__What is being asked__
Whenever the word "icon" appears in a line of the listing, copy that line.

__The data__
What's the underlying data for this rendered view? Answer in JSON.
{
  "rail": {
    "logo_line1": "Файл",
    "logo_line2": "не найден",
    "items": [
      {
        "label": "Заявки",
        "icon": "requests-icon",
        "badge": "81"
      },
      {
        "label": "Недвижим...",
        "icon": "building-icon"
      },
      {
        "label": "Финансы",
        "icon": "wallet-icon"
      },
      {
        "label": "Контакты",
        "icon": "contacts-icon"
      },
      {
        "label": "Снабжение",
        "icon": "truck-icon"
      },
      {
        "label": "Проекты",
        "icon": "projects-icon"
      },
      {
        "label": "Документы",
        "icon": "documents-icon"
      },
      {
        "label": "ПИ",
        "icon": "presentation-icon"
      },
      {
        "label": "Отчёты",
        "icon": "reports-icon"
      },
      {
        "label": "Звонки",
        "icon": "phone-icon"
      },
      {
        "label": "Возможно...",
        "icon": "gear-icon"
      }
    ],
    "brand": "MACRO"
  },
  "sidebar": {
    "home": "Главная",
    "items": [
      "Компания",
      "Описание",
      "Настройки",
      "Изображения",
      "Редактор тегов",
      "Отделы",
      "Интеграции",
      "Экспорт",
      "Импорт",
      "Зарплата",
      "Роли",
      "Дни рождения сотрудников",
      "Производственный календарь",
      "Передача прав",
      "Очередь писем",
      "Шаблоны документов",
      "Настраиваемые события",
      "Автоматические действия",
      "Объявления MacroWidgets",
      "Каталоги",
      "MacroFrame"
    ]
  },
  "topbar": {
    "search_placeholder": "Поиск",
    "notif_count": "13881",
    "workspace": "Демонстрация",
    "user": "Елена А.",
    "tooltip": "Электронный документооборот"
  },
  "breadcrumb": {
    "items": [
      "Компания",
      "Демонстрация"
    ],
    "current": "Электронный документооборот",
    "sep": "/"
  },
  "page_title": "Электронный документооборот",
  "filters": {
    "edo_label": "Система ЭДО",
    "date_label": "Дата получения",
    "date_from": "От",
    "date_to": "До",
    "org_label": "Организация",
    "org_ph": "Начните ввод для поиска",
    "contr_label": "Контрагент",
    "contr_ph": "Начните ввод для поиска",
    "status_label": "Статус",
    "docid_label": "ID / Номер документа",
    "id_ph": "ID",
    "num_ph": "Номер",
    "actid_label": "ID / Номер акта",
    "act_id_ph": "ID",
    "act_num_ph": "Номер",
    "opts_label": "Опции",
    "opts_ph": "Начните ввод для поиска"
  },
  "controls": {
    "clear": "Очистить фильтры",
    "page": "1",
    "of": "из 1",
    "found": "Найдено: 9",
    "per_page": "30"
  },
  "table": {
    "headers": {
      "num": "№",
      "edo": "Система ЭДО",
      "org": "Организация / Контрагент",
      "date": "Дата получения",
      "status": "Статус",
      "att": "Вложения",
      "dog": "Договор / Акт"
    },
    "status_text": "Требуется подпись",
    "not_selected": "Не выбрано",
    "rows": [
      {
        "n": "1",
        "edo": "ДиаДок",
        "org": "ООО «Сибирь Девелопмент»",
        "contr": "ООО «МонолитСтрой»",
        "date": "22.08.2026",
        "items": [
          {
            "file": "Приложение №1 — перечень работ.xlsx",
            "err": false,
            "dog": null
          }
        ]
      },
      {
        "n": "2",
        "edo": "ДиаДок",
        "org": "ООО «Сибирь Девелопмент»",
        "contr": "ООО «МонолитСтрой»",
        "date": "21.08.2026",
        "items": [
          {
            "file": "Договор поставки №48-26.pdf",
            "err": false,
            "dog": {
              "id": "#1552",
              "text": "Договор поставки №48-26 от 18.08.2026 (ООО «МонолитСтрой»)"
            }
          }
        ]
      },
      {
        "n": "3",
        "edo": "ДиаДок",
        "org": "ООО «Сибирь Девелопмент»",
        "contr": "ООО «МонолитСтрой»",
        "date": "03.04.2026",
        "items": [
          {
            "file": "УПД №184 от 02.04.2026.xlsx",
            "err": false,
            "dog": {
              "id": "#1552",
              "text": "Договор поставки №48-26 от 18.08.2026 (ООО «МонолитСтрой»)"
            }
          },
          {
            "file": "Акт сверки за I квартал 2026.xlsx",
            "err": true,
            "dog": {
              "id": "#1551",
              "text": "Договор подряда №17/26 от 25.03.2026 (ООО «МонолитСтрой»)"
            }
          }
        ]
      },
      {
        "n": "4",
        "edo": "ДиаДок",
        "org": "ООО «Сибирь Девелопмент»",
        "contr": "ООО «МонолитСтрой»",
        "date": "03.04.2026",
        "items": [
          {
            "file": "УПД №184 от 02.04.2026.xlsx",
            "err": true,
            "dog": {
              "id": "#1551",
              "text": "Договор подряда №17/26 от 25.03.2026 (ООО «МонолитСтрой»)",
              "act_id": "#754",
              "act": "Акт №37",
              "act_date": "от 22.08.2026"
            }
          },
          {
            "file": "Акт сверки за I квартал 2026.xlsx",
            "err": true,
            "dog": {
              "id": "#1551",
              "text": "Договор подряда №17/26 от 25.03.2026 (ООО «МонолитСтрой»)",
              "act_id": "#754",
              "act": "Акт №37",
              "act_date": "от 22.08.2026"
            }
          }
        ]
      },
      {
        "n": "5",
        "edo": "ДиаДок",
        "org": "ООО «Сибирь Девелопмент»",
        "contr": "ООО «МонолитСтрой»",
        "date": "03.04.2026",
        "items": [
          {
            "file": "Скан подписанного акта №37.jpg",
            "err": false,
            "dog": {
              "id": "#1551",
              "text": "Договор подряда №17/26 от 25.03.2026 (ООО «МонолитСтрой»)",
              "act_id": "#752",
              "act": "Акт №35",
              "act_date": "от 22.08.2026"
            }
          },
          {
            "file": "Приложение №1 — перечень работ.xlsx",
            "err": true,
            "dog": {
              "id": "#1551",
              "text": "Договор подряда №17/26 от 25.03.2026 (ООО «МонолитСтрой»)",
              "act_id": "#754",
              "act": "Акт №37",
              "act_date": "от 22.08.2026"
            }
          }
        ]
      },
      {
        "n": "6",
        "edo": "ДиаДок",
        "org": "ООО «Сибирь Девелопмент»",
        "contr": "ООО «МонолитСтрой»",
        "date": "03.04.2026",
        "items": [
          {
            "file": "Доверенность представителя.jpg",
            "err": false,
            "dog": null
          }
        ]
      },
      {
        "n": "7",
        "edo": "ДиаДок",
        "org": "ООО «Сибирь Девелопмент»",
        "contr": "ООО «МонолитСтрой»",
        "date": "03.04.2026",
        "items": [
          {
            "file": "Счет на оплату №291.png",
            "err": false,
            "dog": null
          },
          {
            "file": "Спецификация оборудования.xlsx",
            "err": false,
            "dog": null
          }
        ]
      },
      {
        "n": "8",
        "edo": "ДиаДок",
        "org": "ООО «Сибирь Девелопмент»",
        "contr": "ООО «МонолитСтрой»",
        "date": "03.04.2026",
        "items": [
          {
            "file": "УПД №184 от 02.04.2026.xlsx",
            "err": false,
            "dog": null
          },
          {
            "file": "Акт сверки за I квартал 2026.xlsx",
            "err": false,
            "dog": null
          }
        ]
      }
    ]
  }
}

__Answer section__
        "icon": "requests-icon",
        "icon": "building-icon"
        "icon": "wallet-icon"
        "icon": "contacts-icon"
        "icon": "truck-icon"
        "icon": "projects-icon"
        "icon": "documents-icon"
        "icon": "presentation-icon"
        "icon": "reports-icon"
        "icon": "phone-icon"
        "icon": "gear-icon"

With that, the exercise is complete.